I am nervous about calling to see if he's okay, because the phone number is at the same address I mailed the letter to. It stands to reason that if no mail is accepted there, then the phone has to be disconnected, too. Right? Calling and learning I'm right will only depress me more. Right?  So, what else can a sister do, except sing, "Please Mr. Postman?" 
Well, I did, and that's when I just read that Gladys Horton, a co-founder of the Marvelettes, and singer of "Please Mr. Postman" has passed on. She was 66. And in a nursing home! How sad is that?
The song was the first hit for Motown. Who knew? Dang! They sang "Beachwood 4-5789," too! I lip-synced that one at a school talent show at G. W. Carver Elementary School. Three of my classmates lip-synced the background vocals. I used to love that song! Was always wiggling my skinny hips when I sang it.
Singing . . . ". . . So, my number is Beachwood 4-5789. You can call me up and have a date any old time . . ." Alas! There goes another part of my girlhood.




Sorrow and sadness aside, Mr. Postman has been kind to me this week. Despite the letters that bear black arm bands, the post has brought me another lovely postcard from Poland. It also brought me a lovely, unique thank-you note from Quebec. You are so welcome, Gillian. Both the card and note card came on a day when I needed a bit of cheer. Unexpected is always the best kind. Right?
I like getting and sending mail. So, in honor of Ms Gladys Horton, sing along with me, "Please Mr. Postman, look and see if there's a letter or a card in your bag for me. The sooner the better . . ." 

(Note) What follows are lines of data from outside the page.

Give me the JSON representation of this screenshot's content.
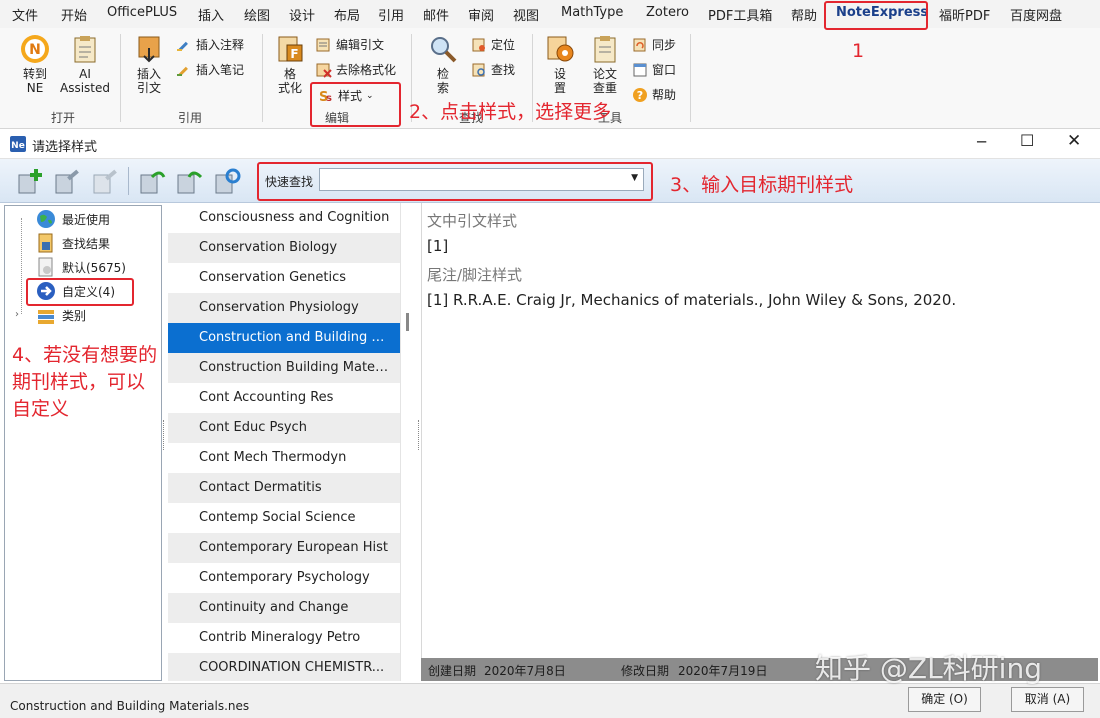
{
  "menubar": {
    "items": [
      "文件",
      "开始",
      "OfficePLUS",
      "插入",
      "绘图",
      "设计",
      "布局",
      "引用",
      "邮件",
      "审阅",
      "视图",
      "MathType",
      "Zotero",
      "PDF工具箱",
      "帮助",
      "NoteExpress",
      "福昕PDF",
      "百度网盘"
    ],
    "active": "NoteExpress"
  },
  "ribbon": {
    "goto_ne": "转到\nNE",
    "ai_assisted": "AI\nAssisted",
    "group_open": "打开",
    "insert_cite": "插入\n引文",
    "insert_note": "插入注释",
    "insert_memo": "插入笔记",
    "group_cite": "引用",
    "format": "格\n式化",
    "edit_cite": "编辑引文",
    "remove_format": "去除格式化",
    "style": "样式",
    "group_edit": "编辑",
    "search": "检\n索",
    "locate": "定位",
    "find": "查找",
    "group_find": "查找",
    "settings": "设\n置",
    "paper_check": "论文\n查重",
    "sync": "同步",
    "window": "窗口",
    "help": "帮助",
    "group_tools": "工具"
  },
  "dialog": {
    "title": "请选择样式",
    "quick_find_label": "快速查找",
    "quick_find_value": "",
    "tree": [
      "最近使用",
      "查找结果",
      "默认(5675)",
      "自定义(4)",
      "类别"
    ],
    "styles": [
      "Consciousness and Cognition",
      "Conservation Biology",
      "Conservation Genetics",
      "Conservation Physiology",
      "Construction and Building M...",
      "Construction Building Materi...",
      "Cont Accounting Res",
      "Cont Educ Psych",
      "Cont Mech Thermodyn",
      "Contact Dermatitis",
      "Contemp Social Science",
      "Contemporary European Hist",
      "Contemporary Psychology",
      "Continuity and Change",
      "Contrib Mineralogy Petro",
      "COORDINATION CHEMISTR..."
    ],
    "selected_index": 4,
    "preview": {
      "in_text_heading": "文中引文样式",
      "in_text_example": "[1]",
      "endnote_heading": "尾注/脚注样式",
      "endnote_example": "[1] R.R.A.E. Craig Jr, Mechanics of materials., John Wiley & Sons, 2020."
    },
    "created_label": "创建日期",
    "created_value": "2020年7月8日",
    "modified_label": "修改日期",
    "modified_value": "2020年7月19日",
    "status_file": "Construction and Building Materials.nes",
    "ok_label": "确定 (O)",
    "cancel_label": "取消 (A)"
  },
  "annotations": {
    "step1": "1",
    "step2": "2、点击样式，选择更多",
    "step3": "3、输入目标期刊样式",
    "step4_line1": "4、若没有想要的",
    "step4_line2": "期刊样式，可以",
    "step4_line3": "自定义"
  },
  "watermark": "知乎 @ZL科研ing",
  "colors": {
    "annotation_red": "#e3262f",
    "selection_blue": "#0b6fd0",
    "ne_blue": "#1a3f8a"
  }
}
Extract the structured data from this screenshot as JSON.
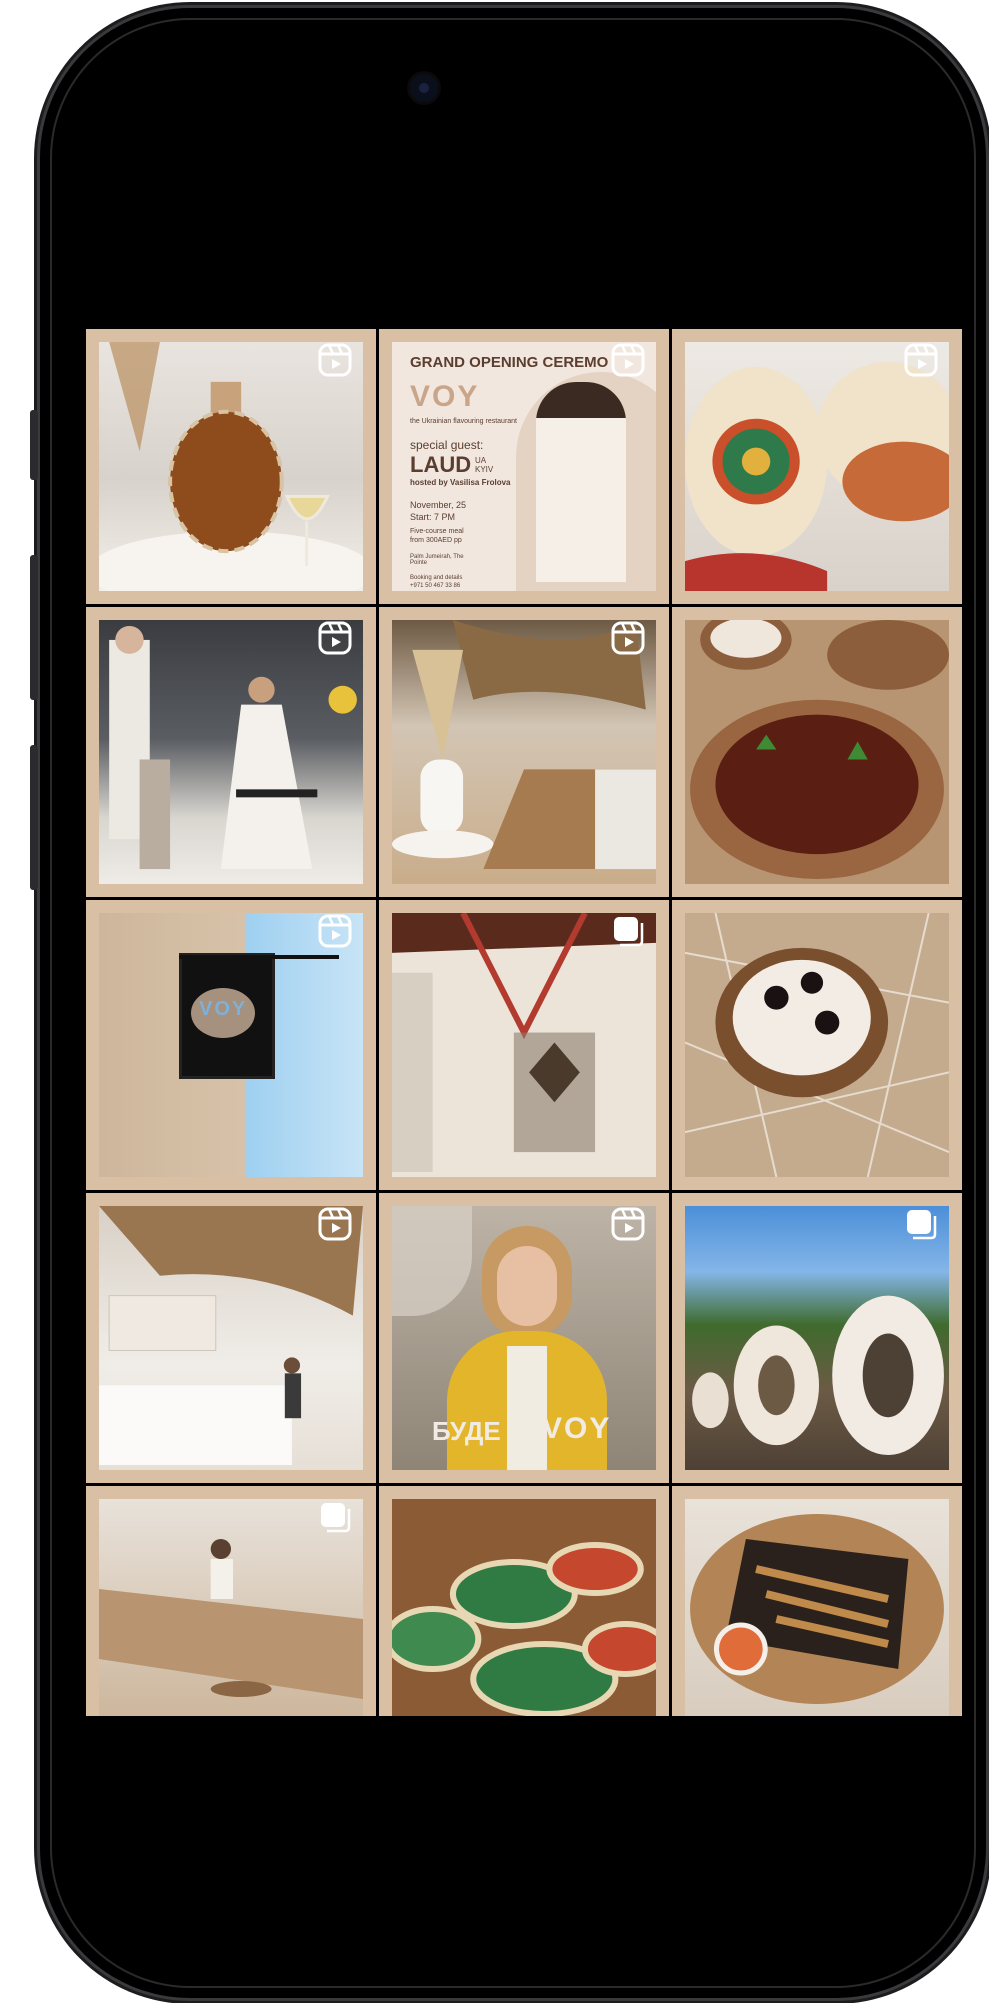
{
  "post_2": {
    "headline": "GRAND OPENING CEREMO",
    "logo": "VOY",
    "tagline": "the Ukrainian flavouring restaurant",
    "guest_label": "special guest:",
    "guest_name": "LAUD",
    "guest_sub": "UA KYIV",
    "hosted_by": "hosted by Vasilisa Frolova",
    "date": "November, 25",
    "start": "Start: 7 PM",
    "meal": "Five-course meal",
    "price": "from 300AED pp",
    "venue": "Palm Jumeirah, The Pointe",
    "booking": "Booking and details",
    "phone": "+971 50 467 33 86"
  },
  "post_11": {
    "caption": "БУДЕ",
    "logo": "VOY"
  },
  "post_7": {
    "sign_logo": "VOY"
  },
  "icons": {
    "reel": "reel-icon",
    "carousel": "carousel-icon"
  },
  "colors": {
    "frame_beige": "#d9bfa3",
    "phone_black": "#000000",
    "brand_brown": "#5b3e2f"
  }
}
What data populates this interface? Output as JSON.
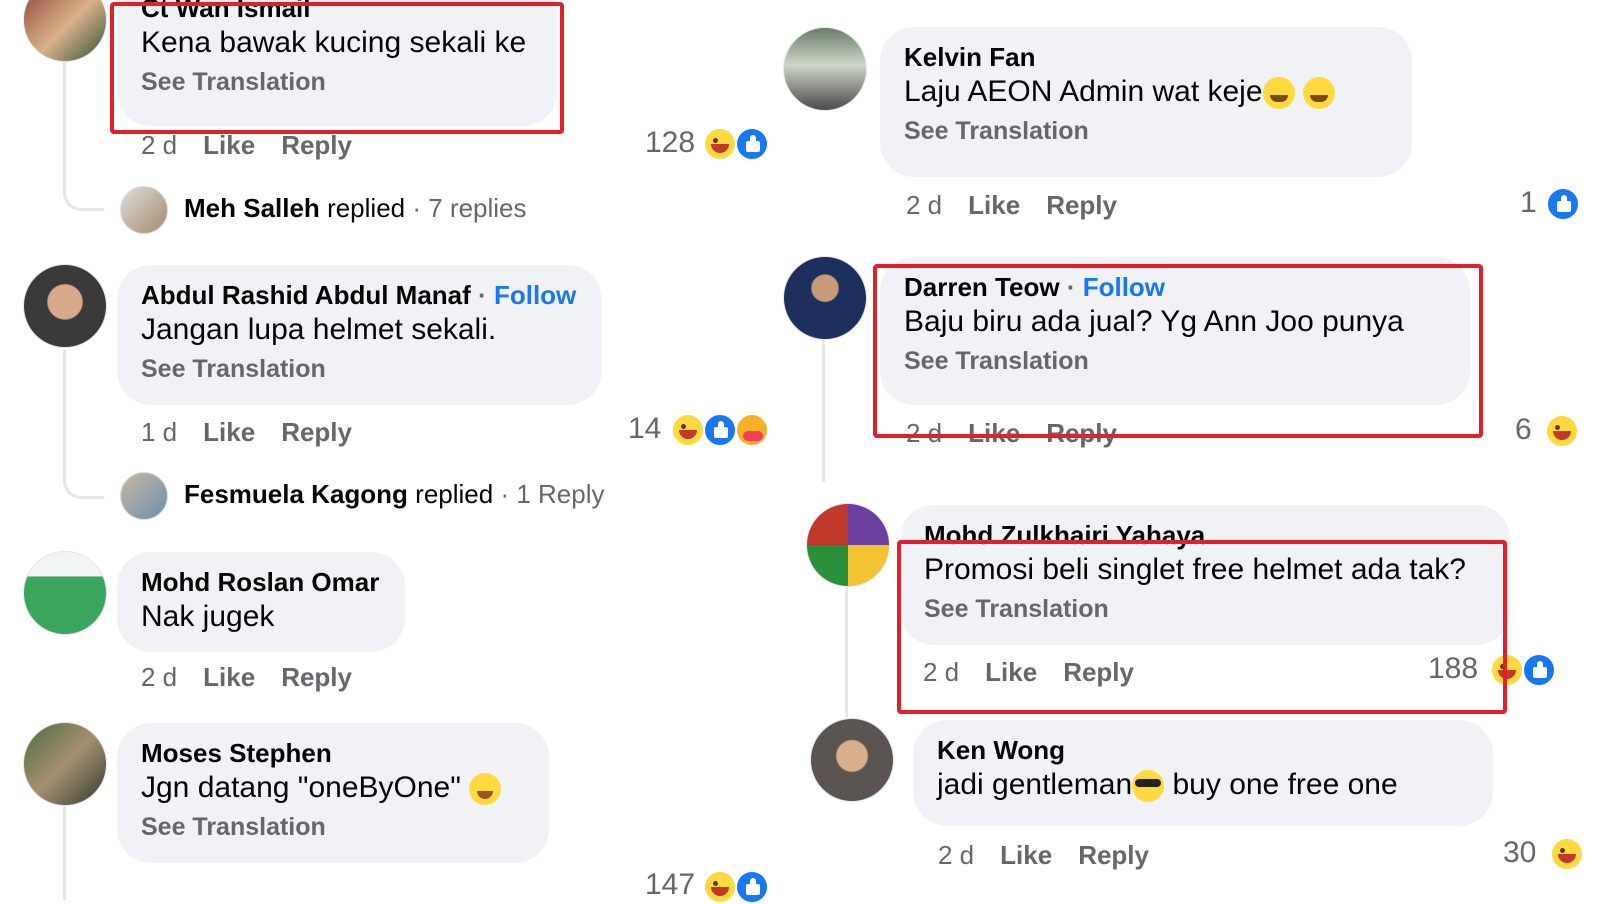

Now go and write to someone! And I bet they'll write you back. If they don't, just tell me and I will write to you myself.
Love,
This LimnerP.S. R.I.P. Gladys Horton.
Another:  Illumination for Beauty's Sake, 7/27/2011



This is one of the most beautiful postcards I've had the pleasure of receiving. It came via Postcrossing. I wish I could read all that's written here. Everything about it touches the artist parts of me. It speaks to the calligrapher in me. It speaks to the parts of me that appreciate the thoughtfulness of the sender. And if I could pass on this piece of beauty, I would. I would pass it on to Amy Winehouse. I have missed her for a long time now. I guess I will go on missing her for even longer. 

I wish the words on my postcard were about beauty, and life, and one-of-a-kindness, and one-of-a-kind-molds breaking after a single cast. If I could make it so, I would write it all down on this little card, address it to Amy Winehouse--address unknown, stick on a stamp, and mail it. Maybe then I could end my mourning for an artist whose songs embraced, and enticed me into embracing in return after the first notes she flung my way. She illuminated the world of music. Within her lay a part of the mystery of illumination.

Dang! There's more . . .